#### Task instructions
Your answer should consist of the lines below that hold the word "time".

Website and app data records:
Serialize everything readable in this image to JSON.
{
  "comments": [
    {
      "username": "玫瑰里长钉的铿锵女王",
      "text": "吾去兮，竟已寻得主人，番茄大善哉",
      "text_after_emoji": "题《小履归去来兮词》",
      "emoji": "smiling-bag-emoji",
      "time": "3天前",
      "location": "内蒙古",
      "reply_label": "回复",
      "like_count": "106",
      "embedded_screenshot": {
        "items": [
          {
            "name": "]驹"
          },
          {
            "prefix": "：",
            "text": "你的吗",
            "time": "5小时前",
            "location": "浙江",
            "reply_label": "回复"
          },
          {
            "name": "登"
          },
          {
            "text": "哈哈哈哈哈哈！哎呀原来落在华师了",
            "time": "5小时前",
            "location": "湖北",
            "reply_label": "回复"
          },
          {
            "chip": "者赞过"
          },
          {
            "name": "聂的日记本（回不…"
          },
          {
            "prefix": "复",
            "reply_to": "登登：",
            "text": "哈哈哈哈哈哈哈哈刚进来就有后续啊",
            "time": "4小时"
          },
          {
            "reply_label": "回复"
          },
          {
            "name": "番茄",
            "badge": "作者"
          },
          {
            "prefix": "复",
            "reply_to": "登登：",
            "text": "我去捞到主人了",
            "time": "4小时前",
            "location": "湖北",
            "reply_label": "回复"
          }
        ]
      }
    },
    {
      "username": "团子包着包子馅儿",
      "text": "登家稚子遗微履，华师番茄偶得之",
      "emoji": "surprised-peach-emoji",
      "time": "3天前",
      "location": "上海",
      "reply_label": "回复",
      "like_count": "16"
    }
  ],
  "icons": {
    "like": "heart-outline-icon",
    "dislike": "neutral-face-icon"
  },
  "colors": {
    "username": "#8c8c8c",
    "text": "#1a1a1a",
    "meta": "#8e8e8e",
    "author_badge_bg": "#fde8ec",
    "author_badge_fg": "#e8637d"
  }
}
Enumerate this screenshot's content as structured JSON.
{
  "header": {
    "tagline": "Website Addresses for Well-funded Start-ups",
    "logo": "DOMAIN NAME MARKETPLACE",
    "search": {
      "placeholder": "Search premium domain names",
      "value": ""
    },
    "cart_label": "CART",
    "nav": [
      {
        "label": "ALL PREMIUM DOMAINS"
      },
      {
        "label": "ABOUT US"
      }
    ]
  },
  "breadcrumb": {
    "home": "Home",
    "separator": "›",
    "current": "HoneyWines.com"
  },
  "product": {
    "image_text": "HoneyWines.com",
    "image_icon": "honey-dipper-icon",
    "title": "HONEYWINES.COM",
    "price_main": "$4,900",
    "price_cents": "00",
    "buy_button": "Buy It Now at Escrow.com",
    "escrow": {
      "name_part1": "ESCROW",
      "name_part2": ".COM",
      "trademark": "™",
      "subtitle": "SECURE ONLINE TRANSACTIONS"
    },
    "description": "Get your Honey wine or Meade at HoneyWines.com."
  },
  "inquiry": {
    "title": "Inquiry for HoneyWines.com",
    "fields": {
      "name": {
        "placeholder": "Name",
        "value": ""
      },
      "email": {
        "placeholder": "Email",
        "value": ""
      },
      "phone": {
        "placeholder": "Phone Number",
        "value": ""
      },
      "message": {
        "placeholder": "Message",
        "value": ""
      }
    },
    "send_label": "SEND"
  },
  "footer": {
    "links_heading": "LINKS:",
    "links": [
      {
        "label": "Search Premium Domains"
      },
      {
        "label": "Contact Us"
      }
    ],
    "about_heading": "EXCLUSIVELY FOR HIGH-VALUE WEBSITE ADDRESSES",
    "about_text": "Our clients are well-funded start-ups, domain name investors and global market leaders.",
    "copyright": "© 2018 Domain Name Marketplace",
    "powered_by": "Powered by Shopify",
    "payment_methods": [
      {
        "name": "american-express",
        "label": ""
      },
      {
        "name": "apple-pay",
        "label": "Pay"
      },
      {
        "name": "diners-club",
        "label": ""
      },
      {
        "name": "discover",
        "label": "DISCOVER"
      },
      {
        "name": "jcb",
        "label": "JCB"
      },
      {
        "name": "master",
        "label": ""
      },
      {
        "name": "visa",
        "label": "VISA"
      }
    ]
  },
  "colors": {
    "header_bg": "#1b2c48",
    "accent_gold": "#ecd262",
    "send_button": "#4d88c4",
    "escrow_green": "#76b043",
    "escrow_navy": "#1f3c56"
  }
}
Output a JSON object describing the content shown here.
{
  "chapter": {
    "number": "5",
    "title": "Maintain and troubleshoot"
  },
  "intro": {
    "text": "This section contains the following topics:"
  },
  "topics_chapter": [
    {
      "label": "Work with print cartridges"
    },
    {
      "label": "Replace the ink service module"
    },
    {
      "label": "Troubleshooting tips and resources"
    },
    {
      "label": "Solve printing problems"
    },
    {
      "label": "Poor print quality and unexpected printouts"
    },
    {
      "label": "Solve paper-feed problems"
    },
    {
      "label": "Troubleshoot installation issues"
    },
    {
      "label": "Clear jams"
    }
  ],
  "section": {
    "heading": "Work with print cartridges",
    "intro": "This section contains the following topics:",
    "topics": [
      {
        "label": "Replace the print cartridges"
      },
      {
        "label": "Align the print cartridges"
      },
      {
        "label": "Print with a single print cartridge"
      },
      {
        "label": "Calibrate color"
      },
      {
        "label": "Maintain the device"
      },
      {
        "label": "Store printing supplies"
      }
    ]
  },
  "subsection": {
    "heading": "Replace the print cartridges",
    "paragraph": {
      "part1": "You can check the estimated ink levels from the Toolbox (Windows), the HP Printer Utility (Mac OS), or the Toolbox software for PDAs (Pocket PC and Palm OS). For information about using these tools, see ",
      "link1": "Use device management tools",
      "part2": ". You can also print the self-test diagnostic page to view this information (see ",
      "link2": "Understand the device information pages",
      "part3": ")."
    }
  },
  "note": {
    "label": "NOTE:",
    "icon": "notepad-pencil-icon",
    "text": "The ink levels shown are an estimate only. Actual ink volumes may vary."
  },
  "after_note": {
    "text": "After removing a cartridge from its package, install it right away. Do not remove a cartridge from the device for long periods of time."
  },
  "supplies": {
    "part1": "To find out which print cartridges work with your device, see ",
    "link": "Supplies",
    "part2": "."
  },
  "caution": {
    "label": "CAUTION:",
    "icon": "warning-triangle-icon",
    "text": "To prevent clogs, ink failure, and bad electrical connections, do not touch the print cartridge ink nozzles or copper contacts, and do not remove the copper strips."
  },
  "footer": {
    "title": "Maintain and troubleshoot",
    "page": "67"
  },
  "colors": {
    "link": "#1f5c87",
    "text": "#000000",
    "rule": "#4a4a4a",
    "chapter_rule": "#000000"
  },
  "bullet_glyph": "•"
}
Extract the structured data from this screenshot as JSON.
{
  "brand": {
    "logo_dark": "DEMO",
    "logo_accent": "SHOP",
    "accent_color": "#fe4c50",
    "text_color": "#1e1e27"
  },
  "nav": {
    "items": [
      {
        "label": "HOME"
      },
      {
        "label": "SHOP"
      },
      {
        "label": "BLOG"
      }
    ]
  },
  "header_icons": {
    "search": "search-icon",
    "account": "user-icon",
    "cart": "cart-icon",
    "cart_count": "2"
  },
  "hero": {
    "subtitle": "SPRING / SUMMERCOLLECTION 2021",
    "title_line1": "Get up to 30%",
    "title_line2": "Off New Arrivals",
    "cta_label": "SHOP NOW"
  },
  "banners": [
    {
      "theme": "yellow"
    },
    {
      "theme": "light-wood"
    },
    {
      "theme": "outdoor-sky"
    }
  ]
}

#### Task response
      "time": "3天前",
            "time": "5小时前",
            "time": "5小时前",
            "time": "4小时"
            "time": "4小时前",
      "time": "3天前",
    "text": "After removing a cartridge from its package, install it right away. Do not remove a cartridge from the device for long periods of time."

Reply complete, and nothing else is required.